We expect some lenders dependent on external capital to have exited the space within the next 24 months followed by a considerable consolidation. From there, I think the risk will return to the 2009/2010 approach meaning lenders using their own capital will continue to carry out thorough diligence. I expect the privately funded businesses who come out the other side to be stronger and more professional.
8. What has been your biggest business win in the finance industry so far?
We have never had any capital or interest impaired which is something we are very proud of (particularly when that statement applies to the last 6 years of actively lending in the space both with Novellus Bridging and previous businesses).
9. How do you see the buy to let market developing in the near future?
I think the sector is well-positioned with some very professional and experienced businesses competing. Pricing remains very keen and I think as a borrower, there is a huge amount of choice.
However, I think at a Macro level, it’s a very hard space to recommend investment in (as an owner). The impact of HMRC’s changes to the payment of Capital Gains Tax (CGT), mortgage relief (capped at basic taxpayer rate), the removal of 10% wear and tear allowance, coupled with the additional 3% Stamp Duty Land Tax (SDLT) on each purchase are putting huge downward pressure on value.

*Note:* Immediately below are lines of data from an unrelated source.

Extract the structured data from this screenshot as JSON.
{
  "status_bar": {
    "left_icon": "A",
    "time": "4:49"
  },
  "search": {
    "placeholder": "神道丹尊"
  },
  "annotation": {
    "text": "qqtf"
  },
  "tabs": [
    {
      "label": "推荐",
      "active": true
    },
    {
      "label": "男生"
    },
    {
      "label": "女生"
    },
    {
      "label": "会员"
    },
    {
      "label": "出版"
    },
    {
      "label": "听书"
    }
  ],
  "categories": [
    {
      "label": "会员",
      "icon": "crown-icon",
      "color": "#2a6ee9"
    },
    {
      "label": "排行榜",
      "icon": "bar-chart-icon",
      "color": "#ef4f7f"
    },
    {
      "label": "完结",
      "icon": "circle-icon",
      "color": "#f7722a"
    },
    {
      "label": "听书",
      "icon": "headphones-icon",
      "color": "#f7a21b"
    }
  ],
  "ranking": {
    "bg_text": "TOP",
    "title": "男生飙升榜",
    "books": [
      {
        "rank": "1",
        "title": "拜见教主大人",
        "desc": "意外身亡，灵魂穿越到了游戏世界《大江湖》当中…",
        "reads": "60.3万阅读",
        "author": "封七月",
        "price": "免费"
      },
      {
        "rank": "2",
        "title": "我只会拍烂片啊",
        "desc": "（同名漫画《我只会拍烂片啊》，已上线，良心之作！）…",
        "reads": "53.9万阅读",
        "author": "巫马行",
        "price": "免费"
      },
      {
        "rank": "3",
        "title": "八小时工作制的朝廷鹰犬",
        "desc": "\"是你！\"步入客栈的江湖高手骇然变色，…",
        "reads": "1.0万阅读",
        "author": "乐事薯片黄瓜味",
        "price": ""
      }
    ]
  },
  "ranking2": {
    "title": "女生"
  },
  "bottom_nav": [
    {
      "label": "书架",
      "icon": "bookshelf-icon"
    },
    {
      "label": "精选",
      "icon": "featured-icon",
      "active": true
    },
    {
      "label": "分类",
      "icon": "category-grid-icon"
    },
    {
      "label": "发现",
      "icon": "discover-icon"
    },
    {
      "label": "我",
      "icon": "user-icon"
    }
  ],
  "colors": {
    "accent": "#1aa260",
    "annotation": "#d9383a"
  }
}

Despite obvious headwinds as a result of these changes, the sector is very well capitalised and continues to attract fresh resources. I would be concerned if the appetite were to fall off and would expect more bad news than good to be coming in the space in the next 12-24 months.
10. What three tips would you like to share with prospective bridging finance clients?
- Do your own research and don’t be afraid to call a lender directly to discuss your situation.
- Ensure your broker is taking the case to the whole market, ask them to confirm the percentage fee they are being paid for introducing the case.
Meet your prospective lender to understand them and their lending ethos. Bridging and Specialist lending is higher risk both in its nature and pricing and as such, there will be bumps in the road – you should treat your lender as a funding partner and try and identify someone experienced who has the ability and perhaps equally importantly, the mandate to be able to be flexible and work with you to overcome any hurdles during your loan. It is a trust and people business.
I would highly recommend only using a broker who you pay and all procurement fees are paid back to you/discounted off of your rate.